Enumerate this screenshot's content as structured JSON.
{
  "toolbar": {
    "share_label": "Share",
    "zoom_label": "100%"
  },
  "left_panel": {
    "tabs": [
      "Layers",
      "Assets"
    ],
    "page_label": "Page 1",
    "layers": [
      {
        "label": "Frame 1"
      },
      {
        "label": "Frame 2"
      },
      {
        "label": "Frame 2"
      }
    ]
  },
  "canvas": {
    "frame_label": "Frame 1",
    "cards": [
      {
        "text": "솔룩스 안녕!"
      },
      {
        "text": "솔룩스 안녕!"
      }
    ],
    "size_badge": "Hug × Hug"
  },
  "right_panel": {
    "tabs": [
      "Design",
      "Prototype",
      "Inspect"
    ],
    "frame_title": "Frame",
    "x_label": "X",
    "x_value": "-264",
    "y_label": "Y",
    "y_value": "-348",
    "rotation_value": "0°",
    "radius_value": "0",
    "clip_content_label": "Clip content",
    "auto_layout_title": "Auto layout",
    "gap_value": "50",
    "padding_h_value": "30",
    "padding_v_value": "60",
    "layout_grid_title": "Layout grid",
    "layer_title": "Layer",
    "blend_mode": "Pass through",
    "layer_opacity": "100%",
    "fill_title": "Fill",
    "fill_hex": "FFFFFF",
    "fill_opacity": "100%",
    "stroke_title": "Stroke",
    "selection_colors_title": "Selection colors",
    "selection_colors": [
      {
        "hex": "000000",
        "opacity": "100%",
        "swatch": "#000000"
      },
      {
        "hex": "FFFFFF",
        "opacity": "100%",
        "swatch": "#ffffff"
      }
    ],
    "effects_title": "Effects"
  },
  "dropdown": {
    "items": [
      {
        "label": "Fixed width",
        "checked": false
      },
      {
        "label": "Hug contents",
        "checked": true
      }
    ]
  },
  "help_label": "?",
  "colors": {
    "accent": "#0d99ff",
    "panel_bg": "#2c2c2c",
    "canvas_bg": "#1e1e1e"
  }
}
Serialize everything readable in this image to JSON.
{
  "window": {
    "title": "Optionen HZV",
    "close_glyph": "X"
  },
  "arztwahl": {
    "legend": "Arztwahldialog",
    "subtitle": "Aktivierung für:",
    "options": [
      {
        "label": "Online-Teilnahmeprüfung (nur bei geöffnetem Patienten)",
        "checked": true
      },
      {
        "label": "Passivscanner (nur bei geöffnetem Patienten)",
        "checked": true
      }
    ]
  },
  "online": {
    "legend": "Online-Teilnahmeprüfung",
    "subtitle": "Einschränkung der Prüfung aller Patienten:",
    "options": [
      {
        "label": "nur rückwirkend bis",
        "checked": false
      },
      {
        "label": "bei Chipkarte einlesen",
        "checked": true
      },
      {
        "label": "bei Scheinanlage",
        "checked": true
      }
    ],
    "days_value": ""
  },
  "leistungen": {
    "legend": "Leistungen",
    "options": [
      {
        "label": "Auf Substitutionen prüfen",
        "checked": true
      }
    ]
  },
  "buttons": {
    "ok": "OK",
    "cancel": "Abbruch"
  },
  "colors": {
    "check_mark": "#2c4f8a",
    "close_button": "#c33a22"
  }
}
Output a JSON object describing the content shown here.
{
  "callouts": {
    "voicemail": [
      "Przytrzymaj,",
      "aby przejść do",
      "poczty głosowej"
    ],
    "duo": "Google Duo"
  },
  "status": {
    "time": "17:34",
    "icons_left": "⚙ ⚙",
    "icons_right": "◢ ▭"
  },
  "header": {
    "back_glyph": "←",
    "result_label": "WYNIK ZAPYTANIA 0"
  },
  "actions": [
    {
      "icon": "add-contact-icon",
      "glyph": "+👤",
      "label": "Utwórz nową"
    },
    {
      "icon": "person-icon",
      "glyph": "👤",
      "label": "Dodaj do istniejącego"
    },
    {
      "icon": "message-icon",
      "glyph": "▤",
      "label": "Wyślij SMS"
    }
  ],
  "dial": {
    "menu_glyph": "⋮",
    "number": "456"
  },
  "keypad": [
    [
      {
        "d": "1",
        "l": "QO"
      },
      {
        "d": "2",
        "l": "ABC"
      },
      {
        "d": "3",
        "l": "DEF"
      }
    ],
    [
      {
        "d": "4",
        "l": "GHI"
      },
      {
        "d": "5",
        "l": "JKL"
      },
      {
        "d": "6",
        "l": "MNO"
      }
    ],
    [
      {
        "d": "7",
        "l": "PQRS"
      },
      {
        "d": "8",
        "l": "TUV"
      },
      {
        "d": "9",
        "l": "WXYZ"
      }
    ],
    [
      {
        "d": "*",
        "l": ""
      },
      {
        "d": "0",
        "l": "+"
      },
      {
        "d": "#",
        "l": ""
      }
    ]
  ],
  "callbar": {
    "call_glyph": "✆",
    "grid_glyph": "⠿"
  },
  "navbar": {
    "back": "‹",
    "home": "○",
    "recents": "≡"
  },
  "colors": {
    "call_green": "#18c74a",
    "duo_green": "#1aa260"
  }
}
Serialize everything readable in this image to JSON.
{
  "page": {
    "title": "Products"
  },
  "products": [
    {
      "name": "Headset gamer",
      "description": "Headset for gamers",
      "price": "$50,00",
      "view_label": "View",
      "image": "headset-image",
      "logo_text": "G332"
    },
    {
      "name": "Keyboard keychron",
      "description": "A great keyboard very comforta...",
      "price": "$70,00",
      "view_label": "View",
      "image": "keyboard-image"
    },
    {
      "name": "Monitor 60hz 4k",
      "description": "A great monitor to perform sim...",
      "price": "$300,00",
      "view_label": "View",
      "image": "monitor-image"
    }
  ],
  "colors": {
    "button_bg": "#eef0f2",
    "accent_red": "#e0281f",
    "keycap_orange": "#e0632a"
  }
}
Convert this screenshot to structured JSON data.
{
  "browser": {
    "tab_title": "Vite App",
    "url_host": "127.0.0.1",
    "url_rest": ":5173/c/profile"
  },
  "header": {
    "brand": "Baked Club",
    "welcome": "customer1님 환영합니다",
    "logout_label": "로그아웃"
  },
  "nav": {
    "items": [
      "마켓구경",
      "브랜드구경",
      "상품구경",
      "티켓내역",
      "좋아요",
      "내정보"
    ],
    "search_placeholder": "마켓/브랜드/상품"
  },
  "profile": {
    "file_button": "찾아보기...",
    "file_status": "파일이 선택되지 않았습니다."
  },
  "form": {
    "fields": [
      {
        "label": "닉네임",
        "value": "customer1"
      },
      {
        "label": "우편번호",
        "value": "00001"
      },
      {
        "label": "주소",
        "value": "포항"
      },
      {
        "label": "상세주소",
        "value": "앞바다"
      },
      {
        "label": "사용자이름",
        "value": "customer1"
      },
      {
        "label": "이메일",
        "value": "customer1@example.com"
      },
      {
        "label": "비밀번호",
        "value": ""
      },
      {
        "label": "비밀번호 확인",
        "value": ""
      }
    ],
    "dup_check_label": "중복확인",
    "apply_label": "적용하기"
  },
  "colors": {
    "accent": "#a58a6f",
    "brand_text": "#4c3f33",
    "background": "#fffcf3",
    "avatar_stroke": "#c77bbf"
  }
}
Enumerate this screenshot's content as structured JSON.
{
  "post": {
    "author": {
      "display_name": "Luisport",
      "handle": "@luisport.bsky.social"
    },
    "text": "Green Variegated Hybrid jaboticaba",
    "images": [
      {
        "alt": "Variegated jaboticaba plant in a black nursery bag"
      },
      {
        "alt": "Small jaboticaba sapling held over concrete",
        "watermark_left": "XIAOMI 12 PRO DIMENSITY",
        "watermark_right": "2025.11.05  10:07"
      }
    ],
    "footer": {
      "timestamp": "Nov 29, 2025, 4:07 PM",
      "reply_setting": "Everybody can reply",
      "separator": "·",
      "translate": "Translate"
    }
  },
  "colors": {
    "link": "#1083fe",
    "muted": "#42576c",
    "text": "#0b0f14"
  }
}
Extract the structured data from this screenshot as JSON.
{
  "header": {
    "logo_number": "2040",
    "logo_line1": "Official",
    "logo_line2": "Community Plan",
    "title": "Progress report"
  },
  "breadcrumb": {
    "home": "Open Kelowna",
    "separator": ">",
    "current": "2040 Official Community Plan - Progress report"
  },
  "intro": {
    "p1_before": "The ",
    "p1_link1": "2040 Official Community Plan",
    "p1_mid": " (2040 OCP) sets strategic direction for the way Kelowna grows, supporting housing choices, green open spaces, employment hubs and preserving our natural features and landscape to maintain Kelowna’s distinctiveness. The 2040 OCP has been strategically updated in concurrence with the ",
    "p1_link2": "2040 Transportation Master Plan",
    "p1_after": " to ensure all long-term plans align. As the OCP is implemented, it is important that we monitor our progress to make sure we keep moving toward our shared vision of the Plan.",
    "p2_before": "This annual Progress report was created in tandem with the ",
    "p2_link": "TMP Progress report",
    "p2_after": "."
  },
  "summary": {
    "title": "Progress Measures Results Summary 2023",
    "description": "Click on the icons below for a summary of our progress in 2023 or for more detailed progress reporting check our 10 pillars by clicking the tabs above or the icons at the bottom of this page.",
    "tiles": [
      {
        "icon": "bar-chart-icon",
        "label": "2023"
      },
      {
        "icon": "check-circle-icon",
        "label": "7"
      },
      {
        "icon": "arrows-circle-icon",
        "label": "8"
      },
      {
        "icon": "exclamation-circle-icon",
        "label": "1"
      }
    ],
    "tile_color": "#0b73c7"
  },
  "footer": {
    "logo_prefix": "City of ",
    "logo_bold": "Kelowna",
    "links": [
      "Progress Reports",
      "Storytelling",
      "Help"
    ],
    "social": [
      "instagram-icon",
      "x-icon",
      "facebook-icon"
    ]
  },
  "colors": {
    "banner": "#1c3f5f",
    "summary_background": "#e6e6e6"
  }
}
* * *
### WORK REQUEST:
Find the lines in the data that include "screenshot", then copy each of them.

### OUTPUT FOR THIS TASK:
Enumerate this screenshot's content as structured JSON.
Convert this screenshot to structured JSON data.
Enumerate this screenshot's content as structured JSON.
Extract the structured data from this screenshot as JSON.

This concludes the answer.